Design Thinking is nothing new. I often refer to it as Applied Common Sense (the consultant in me would love to call it ACS, but I’ll resist in the spirit of transparency). Perhaps that’s what so good about it – it has been in around for so long that by the time David Kelley brought it to the attention of the corporate world in the early 90s, it had a litany of proven success stories to support its usage.
The most important thing to understand about Design Thinking is that latter word – Thinking. Design Thinking is a mindset. It’s a way of approaching problems. Methods and processes have been created to help with the application of Design Thinking; these are extremely useful and important to learn, but of greater importance is the understanding of the key principles and the infusion of these into how you think and work. There are variations of these principles that all boil down to pretty much the same thing – at Accenture we define them as follows:
Once these principles are understood, our process should then make intuitive sense:
“Design Thinking” is easy. Good Design Thinking is hard.
That all sounds easy, right? Well this is where we discover that while the above may seem obvious, the reality is that it can be difficult to get it right. Accenture has adopted Design Thinking with admirable gusto, and has put phenomenal effort into suffusing it throughout our entire organisation through acquisitions, education, and redefining our way of working through the _FORM_ methodology. At the Dock, everything we do revolves around Design Thinking. When we work with clients, we take a collaborative approach; we trust them as experts in their business, and they trust us as experts in using Design Thinking to approach their problems and collaboratively create new ideas and solutions. And so I can say from much experience and learning that what is possibly most difficult to get right is User Research and Testing.
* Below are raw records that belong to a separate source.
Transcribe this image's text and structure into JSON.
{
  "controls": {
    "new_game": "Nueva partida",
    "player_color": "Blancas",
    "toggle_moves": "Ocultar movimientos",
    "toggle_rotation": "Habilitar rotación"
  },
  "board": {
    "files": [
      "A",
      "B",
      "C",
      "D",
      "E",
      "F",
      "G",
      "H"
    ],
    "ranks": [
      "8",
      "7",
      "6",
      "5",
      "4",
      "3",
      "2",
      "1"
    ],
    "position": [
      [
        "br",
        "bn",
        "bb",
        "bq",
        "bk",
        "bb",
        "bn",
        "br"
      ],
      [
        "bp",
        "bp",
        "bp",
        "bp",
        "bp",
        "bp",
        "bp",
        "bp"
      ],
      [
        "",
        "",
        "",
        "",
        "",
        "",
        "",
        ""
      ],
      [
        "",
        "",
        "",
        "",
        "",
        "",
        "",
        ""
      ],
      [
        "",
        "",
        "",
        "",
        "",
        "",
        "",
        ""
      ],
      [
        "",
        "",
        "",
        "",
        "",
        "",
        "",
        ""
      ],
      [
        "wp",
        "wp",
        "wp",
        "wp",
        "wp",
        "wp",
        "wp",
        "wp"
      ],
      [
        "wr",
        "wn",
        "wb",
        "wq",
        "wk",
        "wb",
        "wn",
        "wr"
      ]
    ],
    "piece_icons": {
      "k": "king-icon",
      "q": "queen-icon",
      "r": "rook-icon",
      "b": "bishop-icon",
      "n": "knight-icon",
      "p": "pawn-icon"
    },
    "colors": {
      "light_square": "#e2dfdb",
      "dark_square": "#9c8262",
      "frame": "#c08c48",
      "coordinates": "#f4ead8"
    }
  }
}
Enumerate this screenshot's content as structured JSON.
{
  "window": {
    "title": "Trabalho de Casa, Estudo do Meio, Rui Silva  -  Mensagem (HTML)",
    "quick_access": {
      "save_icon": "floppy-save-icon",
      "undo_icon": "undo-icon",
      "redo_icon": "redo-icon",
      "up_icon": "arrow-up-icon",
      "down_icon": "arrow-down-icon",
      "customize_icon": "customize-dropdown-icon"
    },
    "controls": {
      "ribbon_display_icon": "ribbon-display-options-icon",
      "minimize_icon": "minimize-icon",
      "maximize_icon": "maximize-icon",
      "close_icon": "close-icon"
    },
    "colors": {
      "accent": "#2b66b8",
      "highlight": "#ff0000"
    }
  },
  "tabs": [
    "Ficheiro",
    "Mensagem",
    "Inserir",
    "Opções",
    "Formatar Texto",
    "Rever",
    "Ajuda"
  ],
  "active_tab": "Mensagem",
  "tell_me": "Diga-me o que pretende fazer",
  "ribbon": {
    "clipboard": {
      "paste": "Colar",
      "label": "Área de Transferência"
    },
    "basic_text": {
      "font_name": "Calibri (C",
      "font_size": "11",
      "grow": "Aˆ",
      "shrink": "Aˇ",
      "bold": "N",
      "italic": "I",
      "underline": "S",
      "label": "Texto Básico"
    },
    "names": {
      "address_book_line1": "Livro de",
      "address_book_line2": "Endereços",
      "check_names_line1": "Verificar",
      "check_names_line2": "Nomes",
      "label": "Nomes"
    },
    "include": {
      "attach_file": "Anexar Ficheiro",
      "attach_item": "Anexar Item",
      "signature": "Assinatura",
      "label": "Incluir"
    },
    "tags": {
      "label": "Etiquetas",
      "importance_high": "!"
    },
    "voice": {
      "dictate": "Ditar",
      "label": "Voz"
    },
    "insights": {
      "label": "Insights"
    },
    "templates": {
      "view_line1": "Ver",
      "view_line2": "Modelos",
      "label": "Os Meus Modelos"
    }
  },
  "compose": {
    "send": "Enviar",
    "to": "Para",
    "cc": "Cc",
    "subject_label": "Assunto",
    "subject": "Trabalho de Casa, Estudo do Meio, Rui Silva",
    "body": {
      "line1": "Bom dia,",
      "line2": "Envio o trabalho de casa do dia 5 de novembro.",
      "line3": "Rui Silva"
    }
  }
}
Henry Ford has often been quoted as saying “If I’d asked them what they wanted, they would have said faster horses”. Whether or not he ever actually said this is up for debate, however the point holds true; user research takes much more than simply asking people what they want, as most of the time they don’t know! At the Dock, we are lucky that our colleagues in Fjord have a wealth of expertise in user research, and have taught us how important it is. For example, in a recent engagement with an airline who was trying to improve their disruption experience for passengers, our user researchers spent hours waiting around airports observing passengers affected by disruption, and talking to them at the point of disruption to build empathy with how they felt at that moment. We have spent days speaking with banking customers to understand the complex life events that lead to them falling behind on their loan repayments, and how this has affected them, so we could better design the arrears process. Collecting and analysing (or Describing) this information requires skill and expertise, but it should form the bedrock of the entire Design Thinking process. Likewise, it is crucial to test your ideas and early prototypes as often as possible with actual users. Too often we assume our ideas are amazing and will totally work, only to discover down the line that we forgot something that would have been obvious to an end user. Repeat after me: early testing saves time and money.
We are also lucky at the Dock to have experts at our fingertips, eager to solve problems and get creative. This makes Co-Creation easy. When our client come to us with their most complex issues, we can bring together experts from a wide range of disciplines - including artificial intelligence, software engineering, and design – to collaborate with them and solve their most pressing issues at pace. This results in acceleration and accuracy that is not possible otherwise. For example, we worked with a pharmaceutical client at the Dock late last summer. We spent weeks speaking to their front-line staff to build empathy. Once we better understood the challenge, we then quickly pulled together a team of experts from across the Dock. The client arrived sceptical, but ready to spend four days with our team to address the challenge. By the end of day four we had co-created a solid idea, we had tested it with end users, and it is now being implemented in their business. To quote the client: “If this is real, and it works, get ready to make a lot of money.” (Update: it’s real, and it’s working 😉)
How can you use it?
If you only take one thing from reading this, let it be that Design Thinking is a mindset that you can apply to anything. Try it everywhere, let it bleed into your life. I don’t mean that your weekly shopping should require a wall full of post-its, but the two things that I use most without even thinking about it are Divergent Thinking, and User Research and Testing.
To get you started, think about choosing a topic for a paper you have to write or a project you have to do for college. First, research the area and talk to as many people as possible about potential topics. Next, try the “10 plus 10” method to diverge, iterate, and converge on the best topic and approach. Force yourself (or, ideally, gather a group of peers to help) to write down at least 10 initial ideas for your topic. Now pick the best idea, and force yourself to write down at least 10 ways you could approach that topic. Finally, pick the best of those and ask for feedback from as many people as possible, and use this feedback to iterate and refine your idea. I promise you will have a better result. Good luck!